Also, medical research, published articles and medical journals have all become an incestuous ring of self-aggrandizement, dogma, political correctness and a sort of priesthood of their own—much like what has been the closed political environment inside the DC Beltway. Should the reader take offense at these assertions, reading the following quotations from people of the highest caliber and extremely pertinent experience may assist.

 

"It is simply no longer possible to believe much of the clinical research that is published, or to rely on the judgment of trusted physicians or authoritative medical guidelines. I take no pleasure in this conclusion, which I reached slowly and reluctantly over my two decades as an editor of The New England Journal of Medicine.” (Dr. Marcia Angell, NY Review of Books, January 15, 2009, “Drug Companies & Doctors: A Story of Corruption", emphasis ours).

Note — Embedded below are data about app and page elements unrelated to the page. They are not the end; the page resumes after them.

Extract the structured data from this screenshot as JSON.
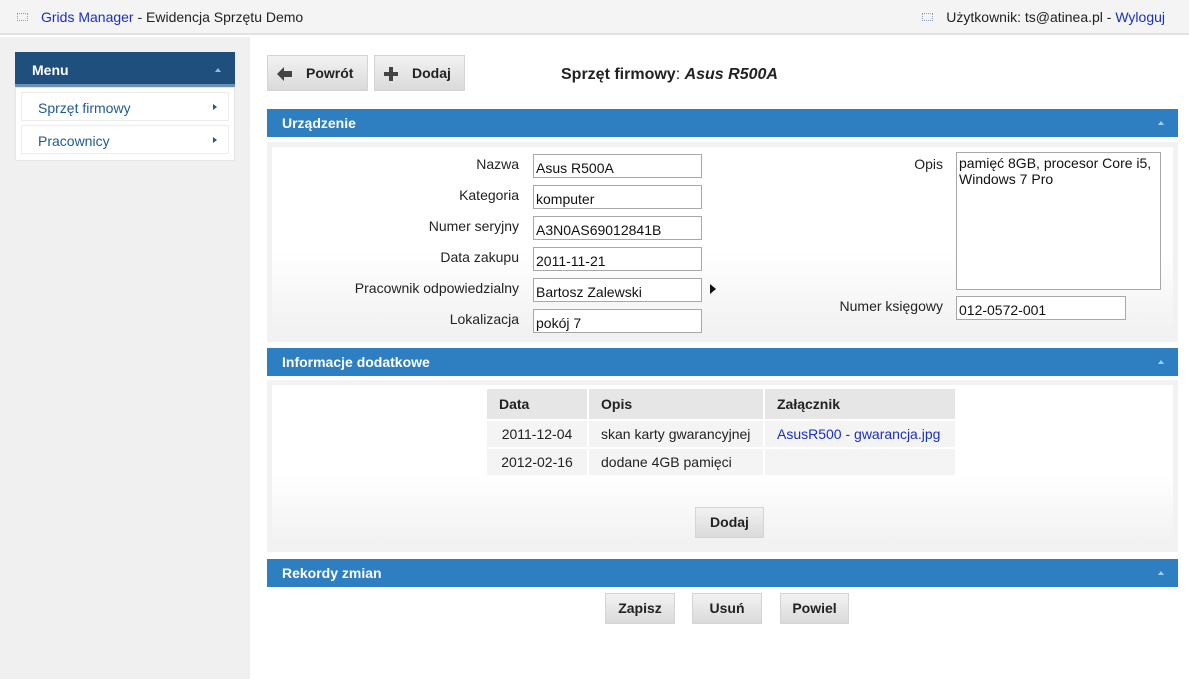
{
  "topbar": {
    "app_name": "Grids Manager",
    "app_subtitle": " - Ewidencja Sprzętu Demo",
    "user_label": "Użytkownik: ts@atinea.pl - ",
    "logout": "Wyloguj"
  },
  "sidebar": {
    "menu_title": "Menu",
    "items": [
      {
        "label": "Sprzęt firmowy"
      },
      {
        "label": "Pracownicy"
      }
    ]
  },
  "toolbar": {
    "back_label": "Powrót",
    "add_label": "Dodaj"
  },
  "page": {
    "title_prefix": "Sprzęt firmowy",
    "title_sep": ": ",
    "title_item": "Asus R500A"
  },
  "device_section": {
    "title": "Urządzenie",
    "fields": {
      "name": {
        "label": "Nazwa",
        "value": "Asus R500A"
      },
      "category": {
        "label": "Kategoria",
        "value": "komputer"
      },
      "serial": {
        "label": "Numer seryjny",
        "value": "A3N0AS69012841B"
      },
      "purchase_date": {
        "label": "Data zakupu",
        "value": "2011-11-21"
      },
      "employee": {
        "label": "Pracownik odpowiedzialny",
        "value": "Bartosz Zalewski"
      },
      "location": {
        "label": "Lokalizacja",
        "value": "pokój 7"
      },
      "description": {
        "label": "Opis",
        "value": "pamięć 8GB, procesor Core i5, Windows 7 Pro"
      },
      "account_number": {
        "label": "Numer księgowy",
        "value": "012-0572-001"
      }
    }
  },
  "extra_section": {
    "title": "Informacje dodatkowe",
    "columns": [
      "Data",
      "Opis",
      "Załącznik"
    ],
    "rows": [
      {
        "date": "2011-12-04",
        "desc": "skan karty gwarancyjnej",
        "attachment": "AsusR500 - gwarancja.jpg"
      },
      {
        "date": "2012-02-16",
        "desc": "dodane 4GB pamięci",
        "attachment": ""
      }
    ],
    "add_label": "Dodaj"
  },
  "records_section": {
    "title": "Rekordy zmian"
  },
  "actions": {
    "save": "Zapisz",
    "delete": "Usuń",
    "duplicate": "Powiel"
  },
  "colors": {
    "section_header": "#2e7fc2",
    "menu_header": "#1f4f7c",
    "link": "#1a2fc4"
  }
}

And, “The case against science is straightforward: much of the scientific literature, perhaps half, may simply be untrue. Afflicted by studies with small sample sizes, tiny effects, invalid exploratory analyses, and flagrant conflicts of interest, together with an obsession for pursuing fashionable trends of dubious importance, science has taken a turn towards darkness… The apparent endemicity of bad research behaviour is alarming. In their quest for telling a compelling story, scientists too often sculpt data to fit their preferred theory of the world. Or they retrofit hypotheses to fit their data. Journal editors deserve their fair share of criticism too. We aid and abet the worst behaviours. Our acquiescence to the impact factor fuels an unhealthy competition to win a place in a select few journals. Our love of ‘significance’ pollutes the literature with many a statistical fairy-tale…Journals are not the only miscreants. Universities are in a perpetual struggle for money and talent…” (Dr. Richard Horton, editor-in-chief, The Lancet, in The Lancet, 11 April, 2015, Vol 385, “Offline: What is Medicine’s 5 sigma?" emphasis ours)

 

The emergence of quantum physics should also call into question much of medical studies due to such aspects as the observer effect and quantum entanglement associated with experimenter bias and studies aimed at achieving statistical significance associated with financial rewards. This is the reason many initial studies with positive significance often cannot be replicated by neutral parties.

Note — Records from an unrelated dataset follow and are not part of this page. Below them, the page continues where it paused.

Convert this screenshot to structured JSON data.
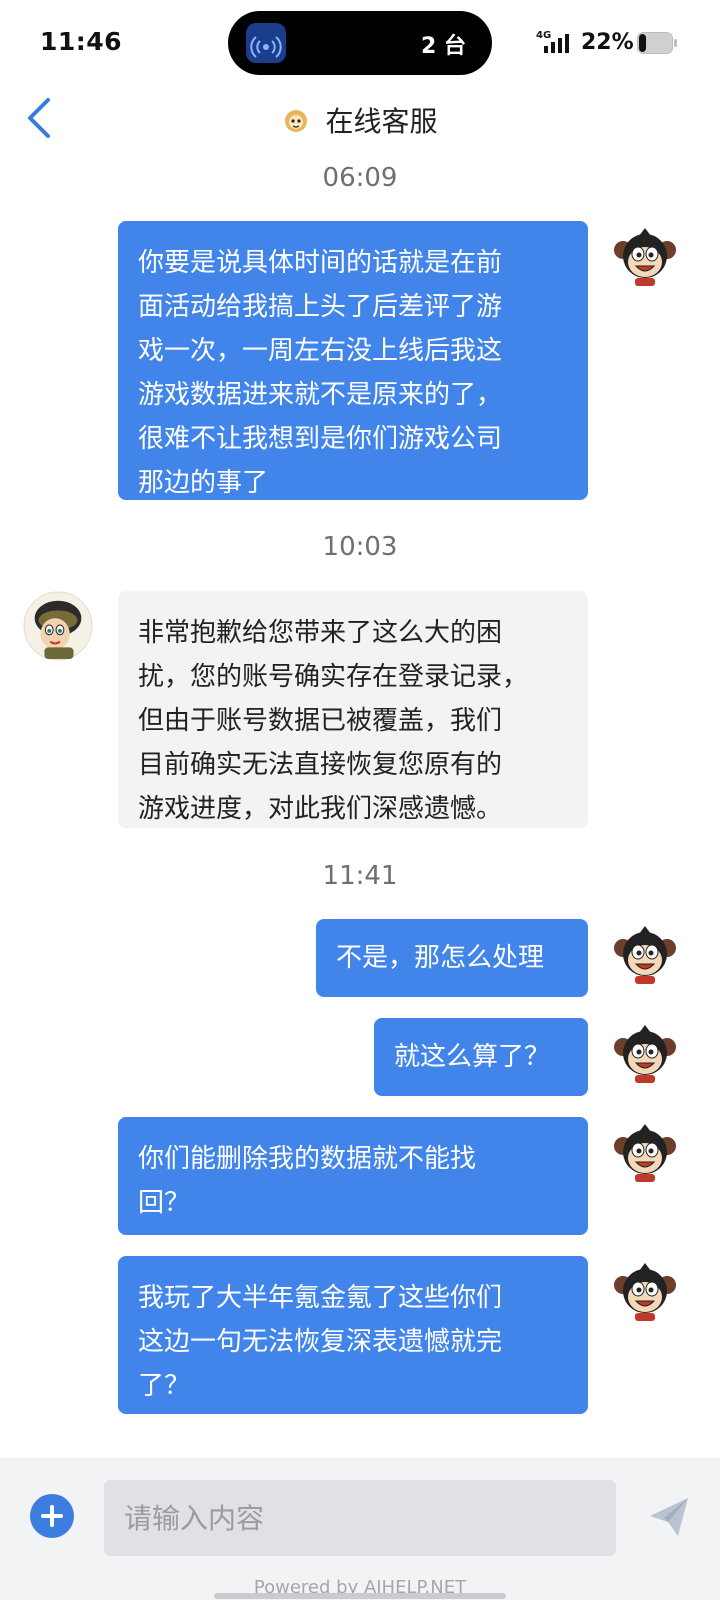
{
  "status_bar": {
    "time": "11:46",
    "island_text": "2 台",
    "network": "4G",
    "battery_percent": "22%",
    "battery_level": 0.22
  },
  "nav": {
    "title": "在线客服",
    "back_icon": "chevron-left-icon"
  },
  "messages": [
    {
      "type": "timestamp",
      "text": "06:09"
    },
    {
      "type": "bubble",
      "sender": "me",
      "lines": [
        "你要是说具体时间的话就是在前",
        "面活动给我搞上头了后差评了游",
        "戏一次，一周左右没上线后我这",
        "游戏数据进来就不是原来的了，",
        "很难不让我想到是你们游戏公司",
        "那边的事了"
      ]
    },
    {
      "type": "timestamp",
      "text": "10:03"
    },
    {
      "type": "bubble",
      "sender": "agent",
      "lines": [
        "非常抱歉给您带来了这么大的困",
        "扰，您的账号确实存在登录记录，",
        "但由于账号数据已被覆盖，我们",
        "目前确实无法直接恢复您原有的",
        "游戏进度，对此我们深感遗憾。"
      ]
    },
    {
      "type": "timestamp",
      "text": "11:41"
    },
    {
      "type": "bubble",
      "sender": "me",
      "lines": [
        "不是，那怎么处理"
      ]
    },
    {
      "type": "bubble",
      "sender": "me",
      "lines": [
        "就这么算了？"
      ]
    },
    {
      "type": "bubble",
      "sender": "me",
      "lines": [
        "你们能删除我的数据就不能找",
        "回？"
      ]
    },
    {
      "type": "bubble",
      "sender": "me",
      "lines": [
        "我玩了大半年氪金氪了这些你们",
        "这边一句无法恢复深表遗憾就完",
        "了？"
      ]
    }
  ],
  "input_bar": {
    "placeholder": "请输入内容",
    "value": "",
    "add_icon": "plus-circle-icon",
    "send_icon": "paper-plane-icon",
    "powered_by": "Powered by AIHELP.NET"
  },
  "colors": {
    "my_bubble": "#4285ea",
    "agent_bubble": "#f2f3f5",
    "accent": "#3d7ddf"
  }
}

Also on July 26, 2000 Dr. Barbara Starfield, associated at the time with the Johns Hopkins School of Public Health, revealed her findings on healthcare in America. The Starfield study titled, “Is US health really the best in the world?”, published in the Journal of the American Medical Association (JAMA), came to the conclusion that US health care was nowhere near the best in the world and that, among other concerns, every year in the US correctly prescribed FDA approved medical drugs kill 106,000 people. Consequently, every decade, these drugs unnecessarily kill more than a million people. According to a year 2000 WHO study of the world’s top 50 health care systems the US was ranked 37th in the world at that time (Columbia was 22nd). Not only that but our costs were among or at the very highest of the entire group.


Western medicine still deserves much of the honor that it gets but it is not a carte blanche solution to our nation’s health issues and is due for a major re-examination of its role, its incentives, its responsibility, its approaches and its use of technology. Our frequently heard public pronouncements that we have the best health care in the world is also, as noted by Dr. Starfield above, ludicrous. Some rankings have us as low as only the 37th best in the world. Add to this the fact that post pandemic research articles and studies are off the chart when it comes to bad science. For example, there is essentially nothing in the way of peer reviewed studies on such things as wearing masks and on such things as hydroxychloroquine (HCQ) conducted prior to Covid 19 that supports the recent and post pandemic draconian measures and ideological science foisted upon the American public by powerful vested interests. It is scary to consider the state of affairs when ideology governs science and science research or, worse yet, when the grid goes down and all of our artifices with it.